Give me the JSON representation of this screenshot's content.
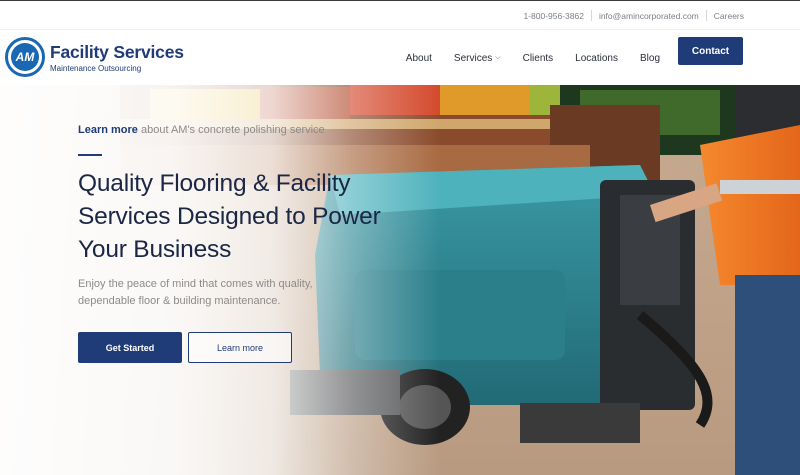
{
  "topbar": {
    "phone": "1-800-956-3862",
    "email": "info@amincorporated.com",
    "careers": "Careers"
  },
  "logo": {
    "badge": "AM",
    "title": "Facility Services",
    "tagline": "Maintenance Outsourcing"
  },
  "nav": {
    "items": [
      "About",
      "Services",
      "Clients",
      "Locations",
      "Blog"
    ],
    "contact_label": "Contact"
  },
  "hero": {
    "promo_link": "Learn more",
    "promo_text": " about AM's concrete polishing service",
    "headline": "Quality Flooring & Facility Services Designed to Power Your Business",
    "subcopy": "Enjoy the peace of mind that comes with quality, dependable floor & building maintenance.",
    "primary_button": "Get Started",
    "secondary_button": "Learn more"
  },
  "colors": {
    "brand_navy": "#1f3b78",
    "logo_blue": "#1a67b3",
    "machine_teal": "#2f8a96",
    "vest_orange": "#f07a24"
  }
}
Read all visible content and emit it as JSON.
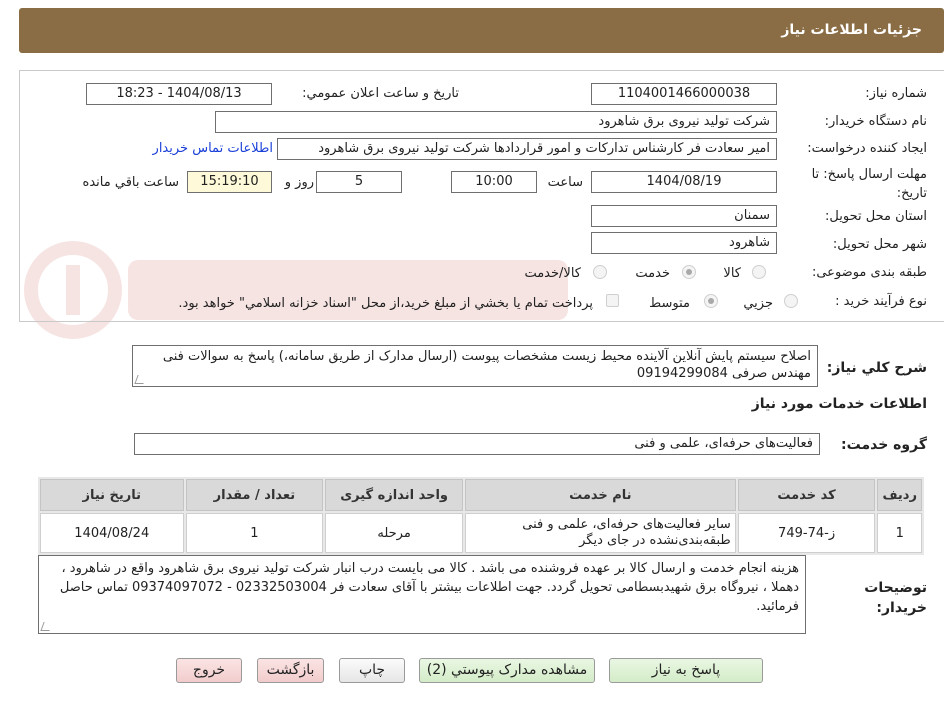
{
  "header": {
    "title": "جزئیات اطلاعات نیاز"
  },
  "fields": {
    "need_number_label": "شماره نیاز:",
    "need_number": "1104001466000038",
    "announce_label": "تاریخ و ساعت اعلان عمومي:",
    "announce_value": "1404/08/13 - 18:23",
    "buyer_org_label": "نام دستگاه خريدار:",
    "buyer_org": "شرکت تولید نیروی برق شاهرود",
    "requester_label": "ايجاد کننده درخواست:",
    "requester": "امیر سعادت فر کارشناس تدارکات و امور قراردادها شرکت تولید نیروی برق شاهرود",
    "contact_link": "اطلاعات تماس خريدار",
    "deadline_label": "مهلت ارسال پاسخ: تا تاریخ:",
    "deadline_date": "1404/08/19",
    "time_label": "ساعت",
    "deadline_time": "10:00",
    "days_value": "5",
    "days_label": "روز و",
    "remaining_time": "15:19:10",
    "remaining_label": "ساعت باقي مانده",
    "province_label": "استان محل تحويل:",
    "province": "سمنان",
    "city_label": "شهر محل تحويل:",
    "city": "شاهرود",
    "category_label": "طبقه بندی موضوعی:",
    "category_options": [
      "کالا",
      "خدمت",
      "کالا/خدمت"
    ],
    "category_selected": "خدمت",
    "process_label": "نوع فرآيند خريد :",
    "process_options": [
      "جزيي",
      "متوسط"
    ],
    "process_selected": "متوسط",
    "payment_note": "پرداخت تمام يا بخشي از مبلغ خريد،از محل \"اسناد خزانه اسلامي\" خواهد بود."
  },
  "description": {
    "label": "شرح کلي نياز:",
    "text": "اصلاح سیستم پایش آنلاین آلاینده محیط زیست مشخصات پیوست (ارسال مدارک از طریق سامانه،) پاسخ به سوالات فنی مهندس صرفی 09194299084"
  },
  "services": {
    "section_title": "اطلاعات خدمات مورد نياز",
    "group_label": "گروه خدمت:",
    "group_value": "فعالیت‌های حرفه‌ای، علمی و فنی",
    "columns": [
      "رديف",
      "کد خدمت",
      "نام خدمت",
      "واحد اندازه گيری",
      "تعداد / مقدار",
      "تاريخ نياز"
    ],
    "rows": [
      [
        "1",
        "ز-74-749",
        "سایر فعالیت‌های حرفه‌ای، علمی و فنی طبقه‌بندی‌نشده در جای دیگر",
        "مرحله",
        "1",
        "1404/08/24"
      ]
    ]
  },
  "buyer_notes": {
    "label": "توضيحات خريدار:",
    "text": "هزینه انجام خدمت و ارسال کالا بر عهده فروشنده می باشد . کالا می بایست درب انبار شرکت تولید نیروی برق شاهرود واقع در شاهرود ، دهملا ، نیروگاه برق شهیدبسطامی تحویل گردد. جهت اطلاعات بیشتر با آقای سعادت فر 02332503004 - 09374097072 تماس حاصل فرمائید."
  },
  "buttons": {
    "reply": "پاسخ به نياز",
    "attachments": "مشاهده مدارک پيوستي (2)",
    "print": "چاپ",
    "back": "بازگشت",
    "exit": "خروج"
  },
  "colors": {
    "header_bg": "#8b6d45",
    "link": "#1a40d8",
    "remaining_bg": "#fdf9d9"
  },
  "icons": {
    "watermark": "ariatender-logo-watermark"
  }
}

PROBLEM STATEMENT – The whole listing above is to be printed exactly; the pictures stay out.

EXERCISE ANSWER –
Give me the JSON representation of this screenshot's content.
{
  "topbar": {
    "phone": "1-800-956-3862",
    "email": "info@amincorporated.com",
    "careers": "Careers"
  },
  "logo": {
    "badge": "AM",
    "title": "Facility Services",
    "tagline": "Maintenance Outsourcing"
  },
  "nav": {
    "items": [
      "About",
      "Services",
      "Clients",
      "Locations",
      "Blog"
    ],
    "contact_label": "Contact"
  },
  "hero": {
    "promo_link": "Learn more",
    "promo_text": " about AM's concrete polishing service",
    "headline": "Quality Flooring & Facility Services Designed to Power Your Business",
    "subcopy": "Enjoy the peace of mind that comes with quality, dependable floor & building maintenance.",
    "primary_button": "Get Started",
    "secondary_button": "Learn more"
  },
  "colors": {
    "brand_navy": "#1f3b78",
    "logo_blue": "#1a67b3",
    "machine_teal": "#2f8a96",
    "vest_orange": "#f07a24"
  }
}
Read all visible content and emit it as JSON.
{
  "header": {
    "title": "جزئیات اطلاعات نیاز"
  },
  "fields": {
    "need_number_label": "شماره نیاز:",
    "need_number": "1104001466000038",
    "announce_label": "تاریخ و ساعت اعلان عمومي:",
    "announce_value": "1404/08/13 - 18:23",
    "buyer_org_label": "نام دستگاه خريدار:",
    "buyer_org": "شرکت تولید نیروی برق شاهرود",
    "requester_label": "ايجاد کننده درخواست:",
    "requester": "امیر سعادت فر کارشناس تدارکات و امور قراردادها شرکت تولید نیروی برق شاهرود",
    "contact_link": "اطلاعات تماس خريدار",
    "deadline_label": "مهلت ارسال پاسخ: تا تاریخ:",
    "deadline_date": "1404/08/19",
    "time_label": "ساعت",
    "deadline_time": "10:00",
    "days_value": "5",
    "days_label": "روز و",
    "remaining_time": "15:19:10",
    "remaining_label": "ساعت باقي مانده",
    "province_label": "استان محل تحويل:",
    "province": "سمنان",
    "city_label": "شهر محل تحويل:",
    "city": "شاهرود",
    "category_label": "طبقه بندی موضوعی:",
    "category_options": [
      "کالا",
      "خدمت",
      "کالا/خدمت"
    ],
    "category_selected": "خدمت",
    "process_label": "نوع فرآيند خريد :",
    "process_options": [
      "جزيي",
      "متوسط"
    ],
    "process_selected": "متوسط",
    "payment_note": "پرداخت تمام يا بخشي از مبلغ خريد،از محل \"اسناد خزانه اسلامي\" خواهد بود."
  },
  "description": {
    "label": "شرح کلي نياز:",
    "text": "اصلاح سیستم پایش آنلاین آلاینده محیط زیست مشخصات پیوست (ارسال مدارک از طریق سامانه،) پاسخ به سوالات فنی مهندس صرفی 09194299084"
  },
  "services": {
    "section_title": "اطلاعات خدمات مورد نياز",
    "group_label": "گروه خدمت:",
    "group_value": "فعالیت‌های حرفه‌ای، علمی و فنی",
    "columns": [
      "رديف",
      "کد خدمت",
      "نام خدمت",
      "واحد اندازه گيری",
      "تعداد / مقدار",
      "تاريخ نياز"
    ],
    "rows": [
      [
        "1",
        "ز-74-749",
        "سایر فعالیت‌های حرفه‌ای، علمی و فنی طبقه‌بندی‌نشده در جای دیگر",
        "مرحله",
        "1",
        "1404/08/24"
      ]
    ]
  },
  "buyer_notes": {
    "label": "توضيحات خريدار:",
    "text": "هزینه انجام خدمت و ارسال کالا بر عهده فروشنده می باشد . کالا می بایست درب انبار شرکت تولید نیروی برق شاهرود واقع در شاهرود ، دهملا ، نیروگاه برق شهیدبسطامی تحویل گردد. جهت اطلاعات بیشتر با آقای سعادت فر 02332503004 - 09374097072 تماس حاصل فرمائید."
  },
  "buttons": {
    "reply": "پاسخ به نياز",
    "attachments": "مشاهده مدارک پيوستي (2)",
    "print": "چاپ",
    "back": "بازگشت",
    "exit": "خروج"
  },
  "colors": {
    "header_bg": "#8b6d45",
    "link": "#1a40d8",
    "remaining_bg": "#fdf9d9"
  },
  "icons": {
    "watermark": "ariatender-logo-watermark"
  }
}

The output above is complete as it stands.